Problem statement
Return every entry exactly as it is written in the listing.

Records provided
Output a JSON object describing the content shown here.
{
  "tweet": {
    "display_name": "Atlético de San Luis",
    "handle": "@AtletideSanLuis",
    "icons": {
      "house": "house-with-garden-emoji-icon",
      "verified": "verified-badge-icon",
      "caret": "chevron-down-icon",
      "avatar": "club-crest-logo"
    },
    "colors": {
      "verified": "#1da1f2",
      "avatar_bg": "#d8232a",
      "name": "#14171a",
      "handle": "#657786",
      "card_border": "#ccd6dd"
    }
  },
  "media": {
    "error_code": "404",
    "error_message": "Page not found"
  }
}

Answer section
Output a JSON object describing the content shown here.
{
  "tweet": {
    "display_name": "Atlético de San Luis",
    "handle": "@AtletideSanLuis",
    "icons": {
      "house": "house-with-garden-emoji-icon",
      "verified": "verified-badge-icon",
      "caret": "chevron-down-icon",
      "avatar": "club-crest-logo"
    },
    "colors": {
      "verified": "#1da1f2",
      "avatar_bg": "#d8232a",
      "name": "#14171a",
      "handle": "#657786",
      "card_border": "#ccd6dd"
    }
  },
  "media": {
    "error_code": "404",
    "error_message": "Page not found"
  }
}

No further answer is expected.